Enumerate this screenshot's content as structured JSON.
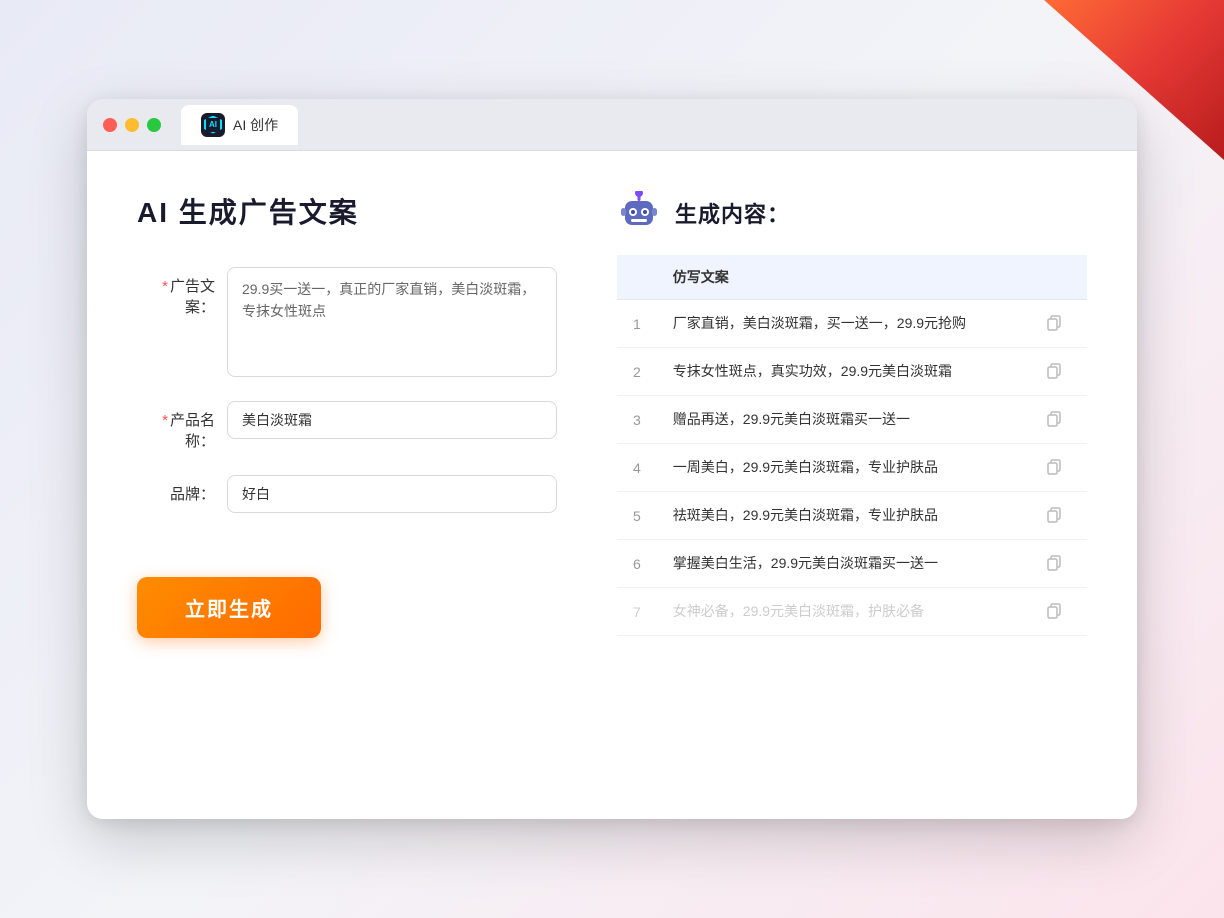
{
  "window": {
    "tab_label": "AI 创作",
    "ai_icon_text": "AI"
  },
  "left_panel": {
    "title": "AI 生成广告文案",
    "form": {
      "ad_copy_label": "广告文案：",
      "ad_copy_required": "*",
      "ad_copy_value": "29.9买一送一，真正的厂家直销，美白淡斑霜，专抹女性斑点",
      "product_name_label": "产品名称：",
      "product_name_required": "*",
      "product_name_value": "美白淡斑霜",
      "brand_label": "品牌：",
      "brand_value": "好白"
    },
    "generate_button": "立即生成"
  },
  "right_panel": {
    "title": "生成内容：",
    "table_header": "仿写文案",
    "results": [
      {
        "id": 1,
        "text": "厂家直销，美白淡斑霜，买一送一，29.9元抢购"
      },
      {
        "id": 2,
        "text": "专抹女性斑点，真实功效，29.9元美白淡斑霜"
      },
      {
        "id": 3,
        "text": "赠品再送，29.9元美白淡斑霜买一送一"
      },
      {
        "id": 4,
        "text": "一周美白，29.9元美白淡斑霜，专业护肤品"
      },
      {
        "id": 5,
        "text": "祛斑美白，29.9元美白淡斑霜，专业护肤品"
      },
      {
        "id": 6,
        "text": "掌握美白生活，29.9元美白淡斑霜买一送一"
      },
      {
        "id": 7,
        "text": "女神必备，29.9元美白淡斑霜，护肤必备",
        "faded": true
      }
    ]
  },
  "colors": {
    "orange": "#ff6b00",
    "purple": "#5c6bc0",
    "accent_blue": "#4096ff"
  }
}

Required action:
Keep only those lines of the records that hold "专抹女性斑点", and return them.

Response to this exercise:
      "ad_copy_value": "29.9买一送一，真正的厂家直销，美白淡斑霜，专抹女性斑点",
        "text": "专抹女性斑点，真实功效，29.9元美白淡斑霜"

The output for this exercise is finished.